I would like you to output every record below exactly, apart from the pictures.

Web page and app entries:
==============================

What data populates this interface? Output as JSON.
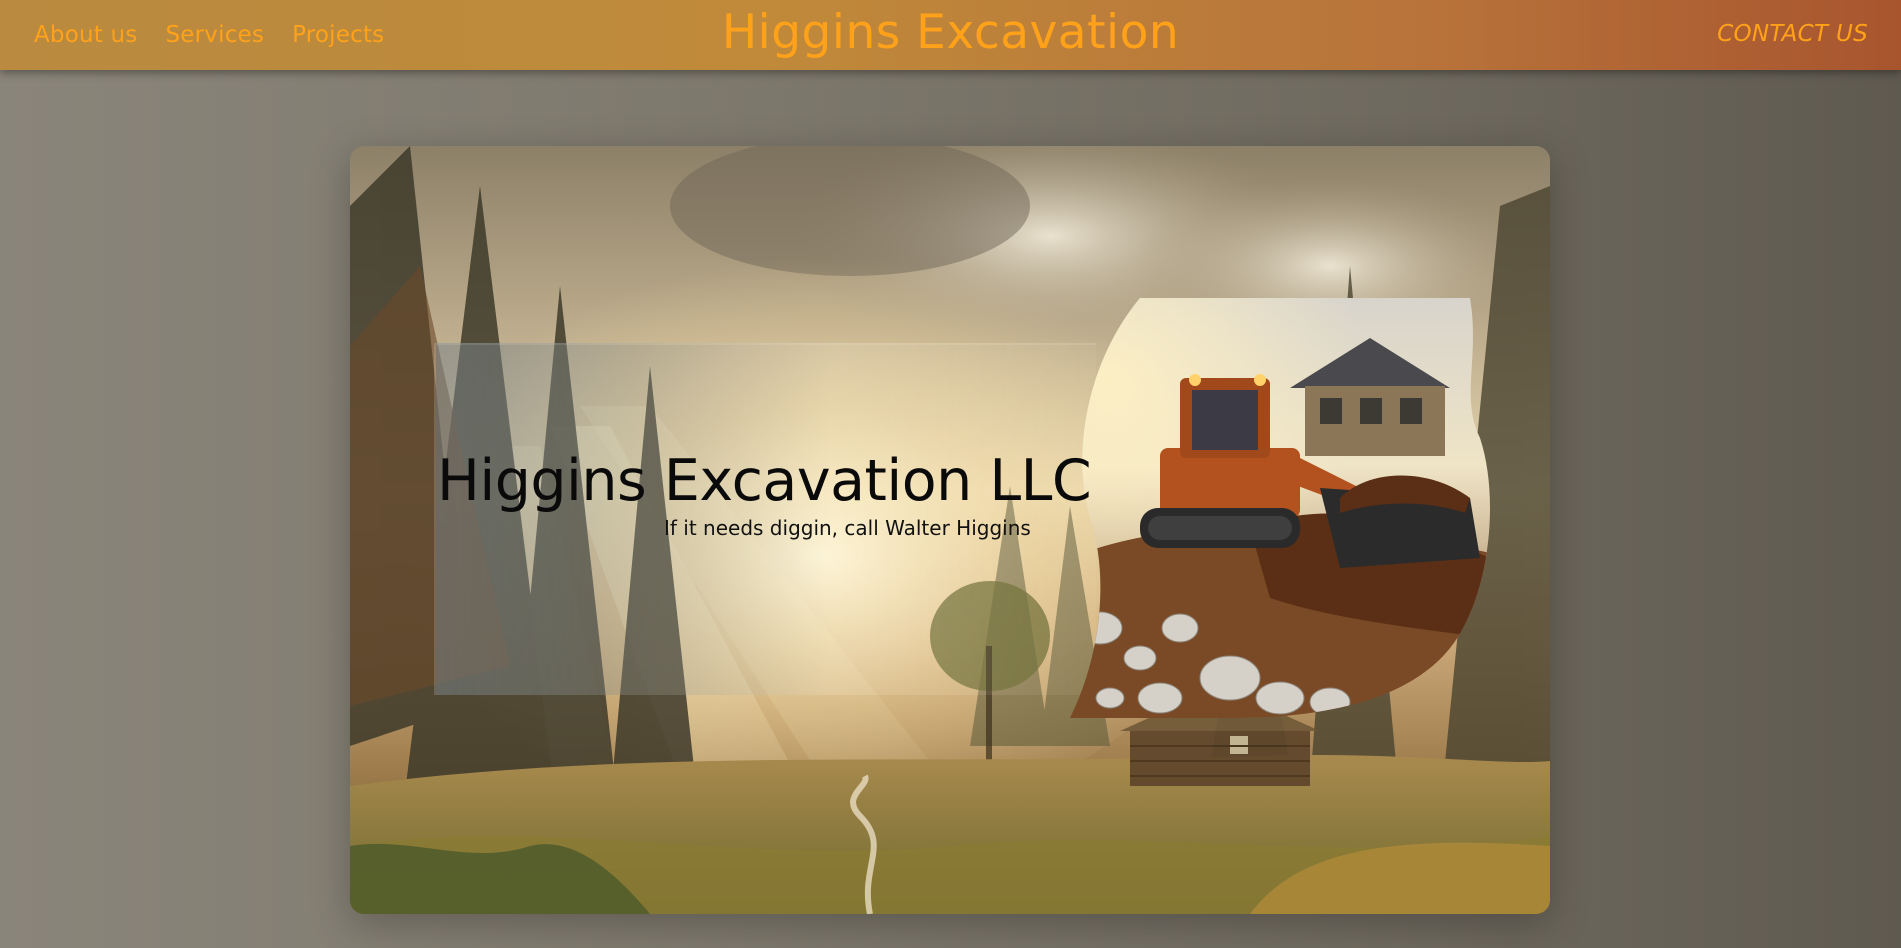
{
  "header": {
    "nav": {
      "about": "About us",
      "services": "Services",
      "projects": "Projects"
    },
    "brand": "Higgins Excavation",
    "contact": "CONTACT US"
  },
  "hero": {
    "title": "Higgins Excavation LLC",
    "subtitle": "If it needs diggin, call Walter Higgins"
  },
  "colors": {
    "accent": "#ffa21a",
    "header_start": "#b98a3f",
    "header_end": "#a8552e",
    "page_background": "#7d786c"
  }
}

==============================

Task solution:
What data populates this interface? Output as JSON.
{
  "header": {
    "nav": {
      "about": "About us",
      "services": "Services",
      "projects": "Projects"
    },
    "brand": "Higgins Excavation",
    "contact": "CONTACT US"
  },
  "hero": {
    "title": "Higgins Excavation LLC",
    "subtitle": "If it needs diggin, call Walter Higgins"
  },
  "colors": {
    "accent": "#ffa21a",
    "header_start": "#b98a3f",
    "header_end": "#a8552e",
    "page_background": "#7d786c"
  }
}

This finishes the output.